Here are some of the new employment laws that went into effect in California on January 1, 2016. It is probably no surprise that most of the laws continue to favor employees:

Minimum Wage Increase. As of January 1, 2016, the California state minimum wage increased from $9 to $10. This accordingly increased the minimum salary for many exempt classifications from $37,440 to $41,600.

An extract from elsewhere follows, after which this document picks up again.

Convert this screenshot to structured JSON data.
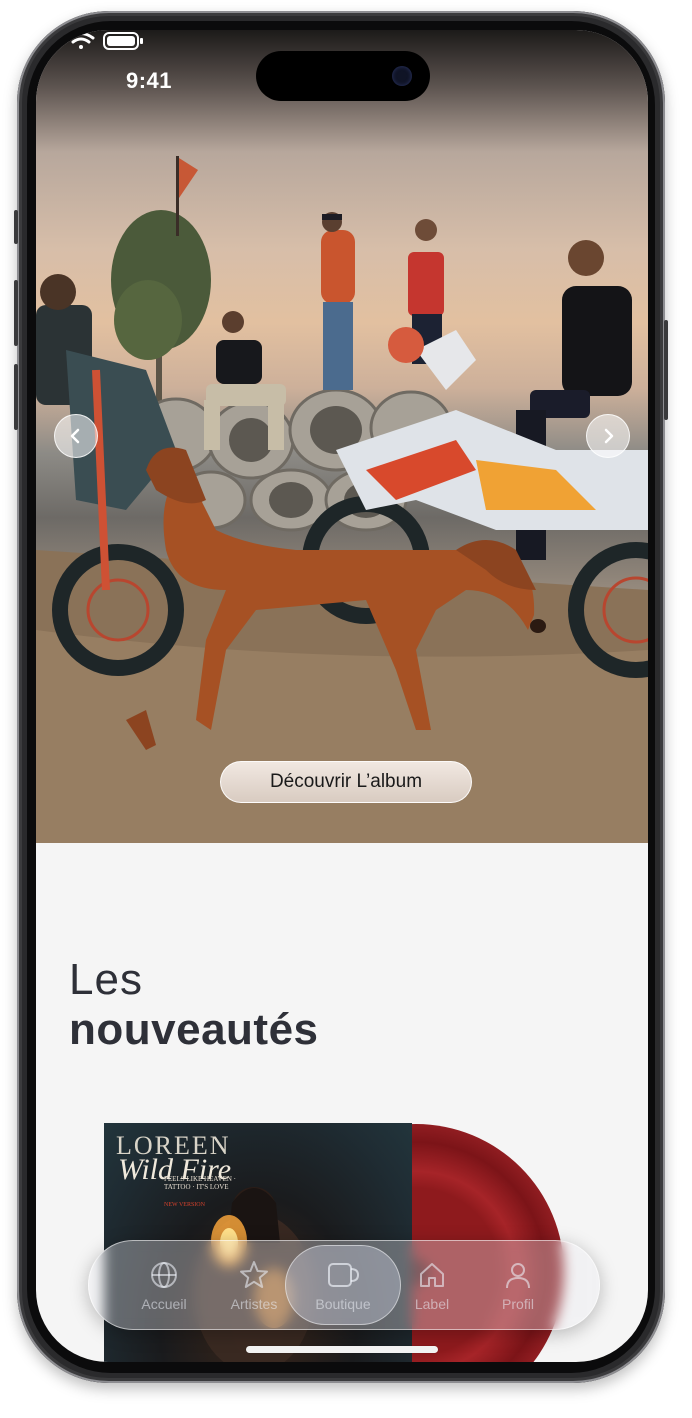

California Fair Pay Act (SB 358). The new Fair Pay Act amended California’s existing pay law, and became one of the strongest equal pay laws in the nation. It is now more difficult for an employer to defend against an equal pay claim. The Act lowers the burden of proof for plaintiffs claiming gender-discrimination pay practices. The employee need only show that he or she is not being paid at the same rate for “substantially similar” work, rather than “equal” work as used in prior law. The Fair Pay Act also increases the burden of proof for employers in defending such claims, requiring employers to directly demonstrate that a wage differential is based on one or more factors such as a seniority system, a merit system, a system that measures earnings by quantity or quality of production, or a bona fide factor other than sex. The new law also allows employees to challenge their pay based on wages paid to employees at other work locations of the same employer.

PAGA Amendments (AB 1506). This amendment provided welcome relief to employers. The amendments to the Private Attorneys General Act of 2014 (“PAGA”) provide employers 33 days to cure a violation for failing to provide employees with a wage statement containing the inclusive dates of the pay period and/or the employer’s legal name and address. An employer may cure such defects by providing each affected employee with a fully compliant wage statement for each pay period for the three-year period.

Expanded Labor Commissioner Enforcement Powers for “Wage Theft” (SB 588). The Labor Commission is authorized to file a lien on real estate, or levy on an employer’s property, or impose a stop order on an employer’s business to assist an employee in collecting unpaid wages where there is a judgment against the employer. Additionally, employers, or individuals acting on behalf of employers, who violate any provision regulating minimum wages or hours and days of work in any order of the Industrial Welfare Commission, or who violate other related provisions of law, may be held liable for the unpaid judgment as the employer for such violation.

Kin Care Expansion to Harmonize with Paid Sick Leave Law (SB 579). The Act is expanded to provide that employees may take kin care leave to care for grandparents, grandchildren and siblings. It also expands the use for “kin care” to include the same uses provided under the Paid Sick Leave Law.

Family School Partnership Act (SB 579). The school-related leave law is expanded to broaden the reasons employees may take job-protected leave from work to include (1) finding, enrolling, or re-enrolling children in a school or with a licensed child care provider, and (2) addressing a child care provider or school emergency, including a request that the child be picked up from school/child care, behavioral/discipline problems, closure or unexpected unavailability of the school (excluding planned holidays) or a natural disaster.

Retaliation Laws Extend to Family Members (AB 1509). California’s new law now extends anti-retaliation protection to family members. An employer is prohibited from discharging or, in any manner, discriminating, retaliating, or taking adverse action against any employee who is a family member of a person who engaged in, or is perceived to have engaged in, protected conduct.

Misuse of E-Verify (AB 622). The new law expands the definition of an “unlawful employment practice” to include using “E-Verify” in a time or manner not required by federal law or required by a federal agency memorandum of understanding. The law prohibits employers from (1) checking the employment authorization status of existing employees, or of job applicants who have not received an offer of employment, or (2) otherwise using E-Verify in a way that is inconsistent with the E-Verify obligations of employers. The law carries a civil penalty of up to $10,000 for each violation.

For further information regarding California’s new employment laws that went into effect on January 1, 2016, please contact Rhonda L. Nelson at